His book shows us such a solution in a bold and fresh manner, and it is in this sense that this is an epoch-making book. It provides witty revelations of what money is, how it is created and why money systems need re-designing for social equity and environmental sustainability. This book is a roadmap for monetary reformers to complementary and local currencies.
It shows how the Internet is changing the game for all the players and blowing out the old confidence games of generations of bankers. Only such a mind could have produced so fresh and so lucid an analysis of how money has become an obstacle to abundance — and how conscious choices about new kinds of complementary money can help us fuse underused resources with underemployed people.
Elisabet Sahtouris, Ph. He pops the myths, shines light on the shadows, demystifies the unknown and blows the whistle on what really keeps it all going. The medium is the message. As Bernard Lietaer points out, the money system is not neutral. One way or another, our behaviour is heavily influenced by it.
Can we change the way it works? This question concerns us all. The answer will help to decide the future of humanity and life on earth. Excellent food for thought and action.
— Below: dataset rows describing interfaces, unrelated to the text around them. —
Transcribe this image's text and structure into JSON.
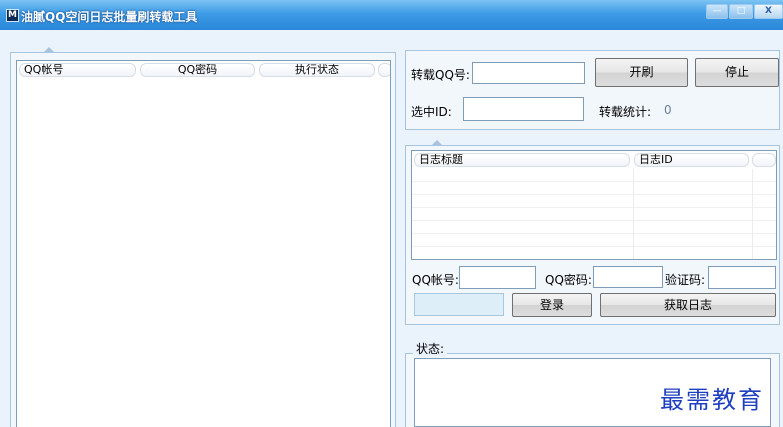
{
  "window": {
    "title": "油腻QQ空间日志批量刷转载工具",
    "app_icon": "M",
    "minimize_glyph": "—",
    "maximize_glyph": "□",
    "close_glyph": "X"
  },
  "accounts_list": {
    "columns": [
      "QQ帐号",
      "QQ密码",
      "执行状态"
    ]
  },
  "repost": {
    "qq_label": "转载QQ号:",
    "qq_value": "",
    "start_button": "开刷",
    "stop_button": "停止",
    "selected_id_label": "选中ID:",
    "selected_id_value": "",
    "stats_label": "转载统计:",
    "stats_value": "0"
  },
  "diary_list": {
    "columns": [
      "日志标题",
      "日志ID"
    ]
  },
  "login": {
    "qq_label": "QQ帐号:",
    "password_label": "QQ密码:",
    "captcha_label": "验证码:",
    "login_button": "登录",
    "fetch_button": "获取日志"
  },
  "status": {
    "label": "状态:"
  },
  "watermark": "最需教育"
}
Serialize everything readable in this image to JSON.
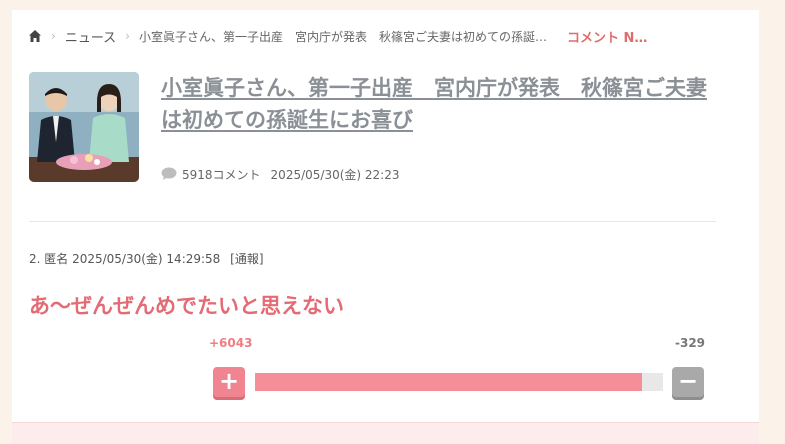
{
  "breadcrumb": {
    "home_icon": "home-icon",
    "news": "ニュース",
    "current": "小室眞子さん、第一子出産　宮内庁が発表　秋篠宮ご夫妻は初めての孫誕…",
    "comment": "コメント N…"
  },
  "article": {
    "title": "小室眞子さん、第一子出産　宮内庁が発表　秋篠宮ご夫妻は初めての孫誕生にお喜び",
    "comment_icon": "speech-bubble-icon",
    "comment_count": "5918コメント",
    "date": "2025/05/30(金) 22:23"
  },
  "comment": {
    "header": "2. 匿名 2025/05/30(金) 14:29:58",
    "report": "[通報]",
    "body": "あ～ぜんぜんめでたいと思えない",
    "plus_count": "+6043",
    "minus_count": "-329",
    "plus_label": "+",
    "minus_label": "−",
    "plus_ratio": 0.948
  },
  "colors": {
    "accent": "#e46a74",
    "plus": "#f08591",
    "minus": "#a9a9a9",
    "background": "#fbf3ea"
  }
}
According to Nobel price winning physicist Ilya Prigonine the further you are from equilibrium the more traumatic, the more accelerated, the more non-linear is the behaviour of the systems unless placed on a new and sustainable level playing field.
The development of civilisation with its socio-economic and political institutions, together with the advent of the world monetary system have evolved into systems which are far from equilibrium.
This book looks set to be the herald of the future money revolution. Chairman, Sawayaka Welfare Foundation, founder of the Japanese Hureai Kippu currencies National currency is cold and selfish by itself.
Bernard Lietaer gives the recipe on how we in the future can create a social economy which is more responsible, more friendly towards the environment, and less filled with conflict.
The Future of Money
This book is out of print, but a few copies are still available on Amazon UK. A digital version of this book is available for download at the bottom of this page. This book provides pragmatic solutions to each one of these issues. The debate it will create will be a contentious and passionate one. Lietaer starting point is that money is only an agreement within a community to use something as a medium of exchange. This agreement is being placed under an unprecedented strain, due to a wide range of factors from the creation of cybermoney and currency speculation to social and political issues.
He then goes on to explain the origins of our money system, and the underlying problems and benefits of it. Lietaer explains how the cybersphere is fundamentally changing money and the financial system, and what it means for us. He ends part one with five scenarios speculating what might happen if the five core problems mentioned in the first chapter come to pass, especially after a widespread monetary crash. Part 2: Choosing Your Future of Money[ edit ] Lietaer devotes the latter part of the book to outlining the variety of currencies that have existed in the past and exist today, with an outline of how they can be optimized towards what he describes as sustainable abundance, the most preferable outcome of the five scenarios listed in the first part. In addressing practical issues, Lietaer argues that one important solution is the idea of a complementary clearing house to trade currencies, giving them additional value.